* [WHAT THE TASK ASKS] Your task is to filter the entries and copy every line containing the string "GRAPHIC".

*** Opening SUPPLIED ENTRIES ***

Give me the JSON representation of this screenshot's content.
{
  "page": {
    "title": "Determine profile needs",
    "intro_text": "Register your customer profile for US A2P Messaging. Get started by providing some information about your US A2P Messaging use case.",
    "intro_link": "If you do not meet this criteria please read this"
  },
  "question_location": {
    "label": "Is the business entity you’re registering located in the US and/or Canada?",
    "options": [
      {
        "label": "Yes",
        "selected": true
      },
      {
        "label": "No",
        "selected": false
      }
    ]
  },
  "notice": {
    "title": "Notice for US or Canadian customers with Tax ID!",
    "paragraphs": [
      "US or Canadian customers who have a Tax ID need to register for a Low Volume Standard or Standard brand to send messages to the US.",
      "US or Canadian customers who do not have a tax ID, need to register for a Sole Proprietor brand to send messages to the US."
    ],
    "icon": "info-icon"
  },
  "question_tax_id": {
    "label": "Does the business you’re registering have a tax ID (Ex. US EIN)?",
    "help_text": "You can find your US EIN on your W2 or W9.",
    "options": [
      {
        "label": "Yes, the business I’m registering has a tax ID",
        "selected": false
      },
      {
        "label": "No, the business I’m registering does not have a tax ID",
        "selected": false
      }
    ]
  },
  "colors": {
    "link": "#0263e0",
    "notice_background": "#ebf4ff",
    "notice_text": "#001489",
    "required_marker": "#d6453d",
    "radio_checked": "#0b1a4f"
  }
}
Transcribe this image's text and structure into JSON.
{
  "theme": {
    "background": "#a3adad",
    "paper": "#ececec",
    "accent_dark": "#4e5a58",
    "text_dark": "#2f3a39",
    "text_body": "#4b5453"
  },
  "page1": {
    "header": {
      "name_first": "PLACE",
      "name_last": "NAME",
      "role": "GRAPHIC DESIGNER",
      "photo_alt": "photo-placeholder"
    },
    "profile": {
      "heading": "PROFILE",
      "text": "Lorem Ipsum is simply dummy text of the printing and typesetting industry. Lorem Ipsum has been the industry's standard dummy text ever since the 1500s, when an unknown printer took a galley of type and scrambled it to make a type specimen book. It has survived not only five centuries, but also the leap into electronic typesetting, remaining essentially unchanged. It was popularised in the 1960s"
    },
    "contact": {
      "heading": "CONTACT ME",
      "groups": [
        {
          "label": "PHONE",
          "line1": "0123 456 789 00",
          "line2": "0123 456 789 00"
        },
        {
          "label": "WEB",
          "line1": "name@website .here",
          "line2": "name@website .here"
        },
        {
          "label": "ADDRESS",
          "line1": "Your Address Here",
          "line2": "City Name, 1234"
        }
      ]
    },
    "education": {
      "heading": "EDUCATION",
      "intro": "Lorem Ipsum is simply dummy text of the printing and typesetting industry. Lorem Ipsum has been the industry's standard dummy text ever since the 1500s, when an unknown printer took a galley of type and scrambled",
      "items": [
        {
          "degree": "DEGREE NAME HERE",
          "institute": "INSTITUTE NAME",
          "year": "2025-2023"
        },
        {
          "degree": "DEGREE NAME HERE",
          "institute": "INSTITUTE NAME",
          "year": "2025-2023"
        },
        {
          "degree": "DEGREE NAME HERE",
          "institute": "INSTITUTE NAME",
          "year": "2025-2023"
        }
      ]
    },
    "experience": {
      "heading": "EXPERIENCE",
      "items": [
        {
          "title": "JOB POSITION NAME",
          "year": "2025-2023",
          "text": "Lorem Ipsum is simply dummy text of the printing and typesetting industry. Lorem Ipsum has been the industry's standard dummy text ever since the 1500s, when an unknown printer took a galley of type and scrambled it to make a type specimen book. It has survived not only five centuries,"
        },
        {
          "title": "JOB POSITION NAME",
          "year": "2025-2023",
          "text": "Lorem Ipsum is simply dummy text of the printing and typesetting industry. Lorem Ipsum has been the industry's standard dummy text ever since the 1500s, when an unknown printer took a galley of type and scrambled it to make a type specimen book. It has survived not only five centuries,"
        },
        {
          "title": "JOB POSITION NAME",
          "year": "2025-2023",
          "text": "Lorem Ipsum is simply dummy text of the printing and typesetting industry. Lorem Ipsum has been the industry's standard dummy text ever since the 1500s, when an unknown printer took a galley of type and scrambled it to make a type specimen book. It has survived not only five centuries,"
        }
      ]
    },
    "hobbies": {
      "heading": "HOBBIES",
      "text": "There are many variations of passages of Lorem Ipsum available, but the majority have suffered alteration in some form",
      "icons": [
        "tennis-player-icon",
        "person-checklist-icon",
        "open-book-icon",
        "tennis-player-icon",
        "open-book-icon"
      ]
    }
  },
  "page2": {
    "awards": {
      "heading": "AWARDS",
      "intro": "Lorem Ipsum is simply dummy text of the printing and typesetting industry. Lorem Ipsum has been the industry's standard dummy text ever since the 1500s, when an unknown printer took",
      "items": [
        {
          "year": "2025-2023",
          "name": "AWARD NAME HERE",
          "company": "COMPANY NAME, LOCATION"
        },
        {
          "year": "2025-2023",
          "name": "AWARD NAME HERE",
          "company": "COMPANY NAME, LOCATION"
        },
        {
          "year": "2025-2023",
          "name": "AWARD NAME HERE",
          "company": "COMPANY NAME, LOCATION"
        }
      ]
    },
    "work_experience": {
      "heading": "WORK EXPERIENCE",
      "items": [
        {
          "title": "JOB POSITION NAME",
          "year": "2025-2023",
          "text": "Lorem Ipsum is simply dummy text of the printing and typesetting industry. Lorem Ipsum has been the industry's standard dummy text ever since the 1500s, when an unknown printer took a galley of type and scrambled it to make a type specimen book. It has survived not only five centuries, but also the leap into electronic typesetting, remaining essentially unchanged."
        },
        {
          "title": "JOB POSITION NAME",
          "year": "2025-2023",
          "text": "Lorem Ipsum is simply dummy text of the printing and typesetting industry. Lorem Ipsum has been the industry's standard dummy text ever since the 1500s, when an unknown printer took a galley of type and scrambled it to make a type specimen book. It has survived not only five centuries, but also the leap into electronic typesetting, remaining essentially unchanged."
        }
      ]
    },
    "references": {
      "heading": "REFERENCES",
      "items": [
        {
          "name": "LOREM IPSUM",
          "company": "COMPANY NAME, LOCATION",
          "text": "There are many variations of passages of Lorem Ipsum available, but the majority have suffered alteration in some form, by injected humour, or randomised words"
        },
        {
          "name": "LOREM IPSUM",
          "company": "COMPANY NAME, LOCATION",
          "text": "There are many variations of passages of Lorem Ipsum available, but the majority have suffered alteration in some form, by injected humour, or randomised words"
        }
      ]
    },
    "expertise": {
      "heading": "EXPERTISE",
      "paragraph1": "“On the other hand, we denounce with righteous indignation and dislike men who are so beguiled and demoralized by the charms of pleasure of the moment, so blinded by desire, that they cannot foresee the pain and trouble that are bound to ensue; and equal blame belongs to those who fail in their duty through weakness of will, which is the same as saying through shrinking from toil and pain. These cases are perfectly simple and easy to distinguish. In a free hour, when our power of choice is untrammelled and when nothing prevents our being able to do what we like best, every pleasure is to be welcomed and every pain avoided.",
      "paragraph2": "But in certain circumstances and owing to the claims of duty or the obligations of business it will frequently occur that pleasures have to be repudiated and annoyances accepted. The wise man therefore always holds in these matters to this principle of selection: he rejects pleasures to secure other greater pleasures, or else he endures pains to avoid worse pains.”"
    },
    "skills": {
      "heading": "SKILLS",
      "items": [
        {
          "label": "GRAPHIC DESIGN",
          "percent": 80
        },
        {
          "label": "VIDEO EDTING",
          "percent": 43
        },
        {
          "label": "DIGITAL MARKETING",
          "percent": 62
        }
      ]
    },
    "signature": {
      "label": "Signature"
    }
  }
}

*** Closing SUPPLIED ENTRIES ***

* [FINISHED TASK]
      "role": "GRAPHIC DESIGNER",
          "label": "GRAPHIC DESIGN",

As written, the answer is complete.